The unprecedented desire for routines

Photo by Karolina Grabowska on Pexels.com

It is understandable that, in shaky situations, one would like to stick to a routine, any routine, for the sense of security and survival. This is why social media is full of videos, podcasts and posts on routines and practices and this tendency skyrocketed since the beginning of the pandemic.

However is it beneficial?

Neurologists explain that the brain functions in patterns. Once an activity becomes regular, the brain takes it as a pattern and forces the person to do it regularly. Hence the feeling of guilt or confusion in missing the regular habit.

Does it mean that we all must be doing yoga, meditation, daily workouts, journaling, drinking lemon water every morning etc.?

Although the above-mentioned practices are beneficial and recommended, it doesn’t mean every person should be doing them. Maybe one hates journaling, must they force themselves to do it? Maybe one feels uncomfortable with yoga or something else, should they do it in spite of it all?

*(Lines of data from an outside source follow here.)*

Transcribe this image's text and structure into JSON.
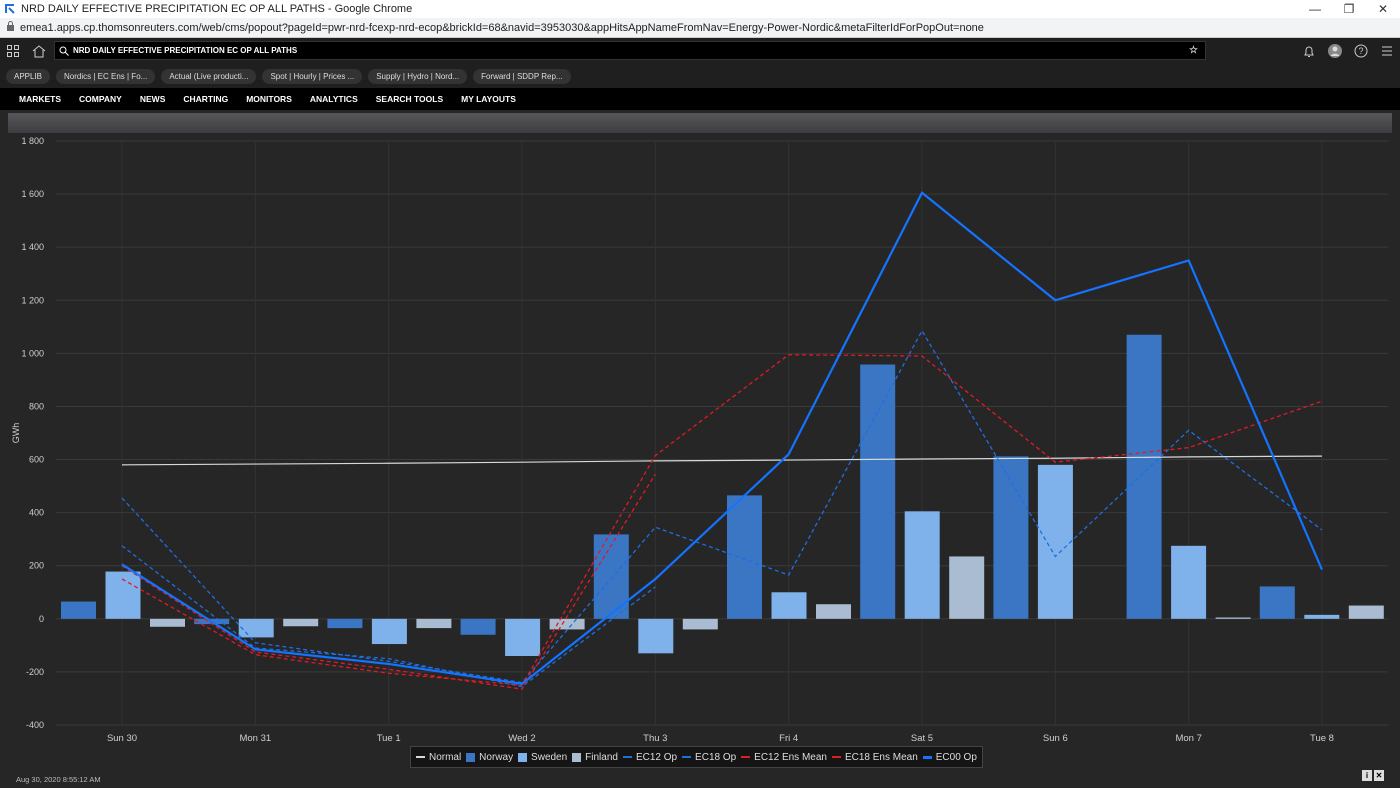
{
  "window": {
    "title": "NRD DAILY EFFECTIVE PRECIPITATION EC OP ALL PATHS - Google Chrome",
    "minimize": "—",
    "maximize": "❐",
    "close": "✕"
  },
  "browser": {
    "url": "emea1.apps.cp.thomsonreuters.com/web/cms/popout?pageId=pwr-nrd-fcexp-nrd-ecop&brickId=68&navid=3953030&appHitsAppNameFromNav=Energy-Power-Nordic&metaFilterIdForPopOut=none"
  },
  "search": {
    "value": "NRD DAILY EFFECTIVE PRECIPITATION EC OP ALL PATHS"
  },
  "tabs": [
    "APPLIB",
    "Nordics | EC Ens | Fo...",
    "Actual (Live producti...",
    "Spot | Hourly | Prices ...",
    "Supply | Hydro | Nord...",
    "Forward | SDDP Rep..."
  ],
  "menu": [
    "MARKETS",
    "COMPANY",
    "NEWS",
    "CHARTING",
    "MONITORS",
    "ANALYTICS",
    "SEARCH TOOLS",
    "MY LAYOUTS"
  ],
  "footer": {
    "timestamp": "Aug 30, 2020 8:55:12 AM"
  },
  "colors": {
    "normal": "#d8d8d8",
    "norway": "#3a76c4",
    "sweden": "#7fb2ea",
    "finland": "#a9bcd2",
    "ec12op": "#1e6fe0",
    "ec18op": "#1e6fe0",
    "ec12mean": "#e01b24",
    "ec18mean": "#e01b24",
    "ec00op": "#1473ff"
  },
  "chart_data": {
    "type": "bar",
    "title": "",
    "ylabel": "GWh",
    "xlabel": "",
    "ylim": [
      -400,
      1800
    ],
    "yticks": [
      1800,
      1600,
      1400,
      1200,
      1000,
      800,
      600,
      400,
      200,
      0,
      -200,
      -400
    ],
    "ytick_labels": [
      "1 800",
      "1 600",
      "1 400",
      "1 200",
      "1 000",
      "800",
      "600",
      "400",
      "200",
      "0",
      "-200",
      "-400"
    ],
    "categories": [
      "Sun 30",
      "Mon 31",
      "Tue 1",
      "Wed 2",
      "Thu 3",
      "Fri 4",
      "Sat 5",
      "Sun 6",
      "Mon 7",
      "Tue 8"
    ],
    "grid": true,
    "legend_position": "bottom",
    "bar_series": [
      {
        "name": "Norway",
        "values": [
          65,
          -20,
          -35,
          -60,
          318,
          465,
          958,
          612,
          1070,
          122
        ]
      },
      {
        "name": "Sweden",
        "values": [
          178,
          -70,
          -95,
          -140,
          -130,
          100,
          405,
          580,
          275,
          15
        ]
      },
      {
        "name": "Finland",
        "values": [
          -30,
          -28,
          -35,
          -40,
          -40,
          55,
          235,
          null,
          5,
          50
        ]
      }
    ],
    "line_series": [
      {
        "name": "Normal",
        "style": "solid",
        "values": [
          580,
          583,
          586,
          590,
          595,
          598,
          602,
          605,
          610,
          613
        ]
      },
      {
        "name": "EC12 Op",
        "style": "dashed",
        "values": [
          455,
          -90,
          -160,
          -240,
          345,
          165,
          1085,
          235,
          710,
          335
        ]
      },
      {
        "name": "EC18 Op",
        "style": "dashed",
        "values": [
          275,
          -110,
          -150,
          -255,
          120,
          null,
          null,
          null,
          null,
          null
        ]
      },
      {
        "name": "EC12 Ens Mean",
        "style": "dashed",
        "values": [
          150,
          -135,
          -205,
          -250,
          615,
          995,
          990,
          590,
          645,
          820
        ]
      },
      {
        "name": "EC18 Ens Mean",
        "style": "dashed",
        "values": [
          200,
          -125,
          -190,
          -265,
          545,
          null,
          null,
          null,
          null,
          null
        ]
      },
      {
        "name": "EC00 Op",
        "style": "solid",
        "values": [
          205,
          -115,
          -170,
          -245,
          150,
          620,
          1605,
          1200,
          1350,
          185
        ]
      }
    ],
    "legend": [
      "Normal",
      "Norway",
      "Sweden",
      "Finland",
      "EC12 Op",
      "EC18 Op",
      "EC12 Ens Mean",
      "EC18 Ens Mean",
      "EC00 Op"
    ]
  }
}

The answer is no. A routine is a personal (sometimes collective) chosen activity for security, pleasure, health etc. or for any enhancement that leads to a better survival.

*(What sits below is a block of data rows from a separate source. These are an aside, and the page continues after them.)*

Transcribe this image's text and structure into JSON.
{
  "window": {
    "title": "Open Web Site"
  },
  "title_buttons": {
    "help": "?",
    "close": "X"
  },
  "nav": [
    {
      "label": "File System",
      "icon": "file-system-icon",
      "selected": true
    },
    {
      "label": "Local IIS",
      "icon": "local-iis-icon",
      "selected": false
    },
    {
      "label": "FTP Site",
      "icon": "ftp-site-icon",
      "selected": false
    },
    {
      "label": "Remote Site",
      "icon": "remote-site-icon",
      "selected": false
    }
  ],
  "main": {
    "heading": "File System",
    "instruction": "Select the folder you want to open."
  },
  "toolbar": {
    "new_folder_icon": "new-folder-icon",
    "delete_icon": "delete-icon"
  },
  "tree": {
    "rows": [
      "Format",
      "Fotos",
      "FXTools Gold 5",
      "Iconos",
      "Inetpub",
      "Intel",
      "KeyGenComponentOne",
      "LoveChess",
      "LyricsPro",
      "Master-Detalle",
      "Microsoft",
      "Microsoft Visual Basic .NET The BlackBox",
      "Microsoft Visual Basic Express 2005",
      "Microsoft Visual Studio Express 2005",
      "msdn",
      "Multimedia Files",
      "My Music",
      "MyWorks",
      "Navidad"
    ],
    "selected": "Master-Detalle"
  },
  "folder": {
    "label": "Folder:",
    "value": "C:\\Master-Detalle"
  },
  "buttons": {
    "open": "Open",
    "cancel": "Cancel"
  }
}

The problem when something so private becomes a mainstream on social media, it is highly misunderstood or unproperly applied.

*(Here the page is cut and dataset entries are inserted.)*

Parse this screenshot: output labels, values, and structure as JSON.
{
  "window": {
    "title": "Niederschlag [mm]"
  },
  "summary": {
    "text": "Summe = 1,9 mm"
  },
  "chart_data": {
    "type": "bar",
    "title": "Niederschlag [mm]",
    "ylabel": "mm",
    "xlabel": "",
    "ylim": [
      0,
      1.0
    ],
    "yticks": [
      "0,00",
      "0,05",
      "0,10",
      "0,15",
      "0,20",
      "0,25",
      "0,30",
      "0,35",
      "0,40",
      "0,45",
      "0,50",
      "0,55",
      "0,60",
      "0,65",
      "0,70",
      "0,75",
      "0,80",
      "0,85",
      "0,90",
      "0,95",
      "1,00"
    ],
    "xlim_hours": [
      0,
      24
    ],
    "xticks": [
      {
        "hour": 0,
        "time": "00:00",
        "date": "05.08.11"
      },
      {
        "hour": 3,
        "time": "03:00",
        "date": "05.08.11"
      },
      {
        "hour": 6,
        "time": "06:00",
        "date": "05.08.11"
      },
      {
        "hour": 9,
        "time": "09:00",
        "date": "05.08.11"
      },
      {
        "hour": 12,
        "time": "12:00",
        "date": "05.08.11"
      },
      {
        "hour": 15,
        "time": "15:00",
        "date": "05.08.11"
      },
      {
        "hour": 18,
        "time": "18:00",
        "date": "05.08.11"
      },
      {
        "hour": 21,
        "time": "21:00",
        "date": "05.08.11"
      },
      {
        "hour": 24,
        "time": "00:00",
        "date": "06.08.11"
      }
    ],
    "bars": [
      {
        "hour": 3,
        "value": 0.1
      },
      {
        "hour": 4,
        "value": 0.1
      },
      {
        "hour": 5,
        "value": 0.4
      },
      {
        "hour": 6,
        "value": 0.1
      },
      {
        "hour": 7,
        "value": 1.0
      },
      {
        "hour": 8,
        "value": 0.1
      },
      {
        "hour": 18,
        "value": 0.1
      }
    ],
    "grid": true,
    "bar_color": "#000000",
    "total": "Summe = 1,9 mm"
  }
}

P.S: Starting the 1st of July and for every Saturday of the month, I will publish free philosophy teaching documents. You can find them on my main blog page in “Portfolio”.